A retrospective single-center study.Objective.
To clarify preoperative factors predicting unsatisfactory indirect decompression after laminoplasty in patients with cervical spondylotic myelopathy.Summary of Background Data.
Many authors have shown that inadequate indirect decompression after laminoplasty can inhibit neural recovery and should be considered a complication. We previously demonstrated that residual anterior compression of the spinal cord (ACS) impaired recovery of upper extremity motor function. Although the K-line has been established as a predictive index indicating that laminoplasty is required in patients with ossification of the posterior longitudinal ligament, it remains unclear what preoperative factors can predict insufficient posterior cord decompression in patients with cervical spondylotic myelopathy.Methods.
Forty-six consecutive patients who underwent laminoplasty for the treatment of cervical spondylotic myelopathy at our hospital were reviewed. A modified K-line was defined as the line connecting the midpoints of the spinal cord at C2 and C7 on a T1-weighted sagittal magnetic resonance image. We also determined the minimum interval between the tip of local kyphosis and a line connecting the midpoint of the cord at the level of the inferior endplates of C2 and C7 (INTmin) on the midsagittal image. Data analysis involved logistic regression and receiver operating characteristic curve analysis to select the most valuable index for predicting postoperative ACS.Results.
Ten patients had ACS immediately after laminoplasty.
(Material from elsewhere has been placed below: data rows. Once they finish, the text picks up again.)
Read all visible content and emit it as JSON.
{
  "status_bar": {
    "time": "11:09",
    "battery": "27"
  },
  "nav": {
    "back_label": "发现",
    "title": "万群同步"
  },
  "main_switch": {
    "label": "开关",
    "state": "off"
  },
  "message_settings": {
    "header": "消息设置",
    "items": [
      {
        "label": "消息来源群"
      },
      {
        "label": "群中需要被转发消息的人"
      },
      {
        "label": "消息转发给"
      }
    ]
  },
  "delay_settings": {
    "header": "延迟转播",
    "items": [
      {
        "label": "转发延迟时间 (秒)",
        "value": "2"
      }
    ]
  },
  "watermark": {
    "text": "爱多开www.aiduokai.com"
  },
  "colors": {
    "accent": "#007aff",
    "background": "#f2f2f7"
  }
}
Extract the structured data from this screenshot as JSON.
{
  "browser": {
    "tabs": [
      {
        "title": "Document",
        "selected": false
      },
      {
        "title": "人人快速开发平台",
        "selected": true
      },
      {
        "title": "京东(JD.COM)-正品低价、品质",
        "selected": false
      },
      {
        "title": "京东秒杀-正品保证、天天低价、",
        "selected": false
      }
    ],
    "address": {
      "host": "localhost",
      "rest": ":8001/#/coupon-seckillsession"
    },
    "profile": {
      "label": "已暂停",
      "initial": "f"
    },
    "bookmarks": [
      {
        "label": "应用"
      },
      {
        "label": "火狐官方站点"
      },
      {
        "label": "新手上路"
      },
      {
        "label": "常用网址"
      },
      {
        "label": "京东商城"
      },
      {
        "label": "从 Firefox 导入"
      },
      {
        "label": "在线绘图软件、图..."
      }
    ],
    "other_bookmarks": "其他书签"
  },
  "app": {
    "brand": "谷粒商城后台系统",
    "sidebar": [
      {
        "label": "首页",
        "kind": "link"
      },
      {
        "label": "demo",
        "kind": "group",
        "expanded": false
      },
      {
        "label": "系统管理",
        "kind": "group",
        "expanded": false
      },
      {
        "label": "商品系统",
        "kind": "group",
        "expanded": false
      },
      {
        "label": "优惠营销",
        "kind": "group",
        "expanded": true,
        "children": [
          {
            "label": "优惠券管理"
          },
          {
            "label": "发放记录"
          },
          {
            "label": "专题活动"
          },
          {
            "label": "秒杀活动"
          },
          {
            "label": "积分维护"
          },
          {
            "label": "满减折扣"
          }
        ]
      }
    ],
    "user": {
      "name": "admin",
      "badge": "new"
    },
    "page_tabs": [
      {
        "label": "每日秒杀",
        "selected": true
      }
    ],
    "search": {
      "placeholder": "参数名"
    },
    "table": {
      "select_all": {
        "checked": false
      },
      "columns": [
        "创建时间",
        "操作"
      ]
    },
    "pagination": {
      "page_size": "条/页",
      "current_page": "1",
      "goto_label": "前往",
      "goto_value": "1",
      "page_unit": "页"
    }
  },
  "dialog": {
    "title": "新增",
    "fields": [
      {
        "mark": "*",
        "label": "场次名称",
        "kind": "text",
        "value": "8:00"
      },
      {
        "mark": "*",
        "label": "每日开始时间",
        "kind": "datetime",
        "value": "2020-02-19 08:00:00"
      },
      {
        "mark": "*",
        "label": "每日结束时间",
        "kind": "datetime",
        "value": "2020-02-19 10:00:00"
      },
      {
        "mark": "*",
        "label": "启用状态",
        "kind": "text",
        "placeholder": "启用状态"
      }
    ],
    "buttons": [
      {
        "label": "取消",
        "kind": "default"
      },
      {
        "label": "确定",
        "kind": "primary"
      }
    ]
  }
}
Logistic regression analysis showed that INTmin was a significant predictive factor for the occurrence of postoperative ACS (odds ratio = 0.485; 95% confidence interval = 0.29–0.81; P = 0.02). Receiver operating characteristic curve analysis showed an area under the curve of 0.871. A cutoff of 4.0 mm had a sensitivity of 80% and a specificity of 80.6% for prediction of postoperative ACS.Conclusion.
The parameter INTmin correlated with the occurrence of postoperative ACS. A cutoff point of 4.0 mm is most appropriate for alerting spine surgeons to a high likelihood of postoperative ACS.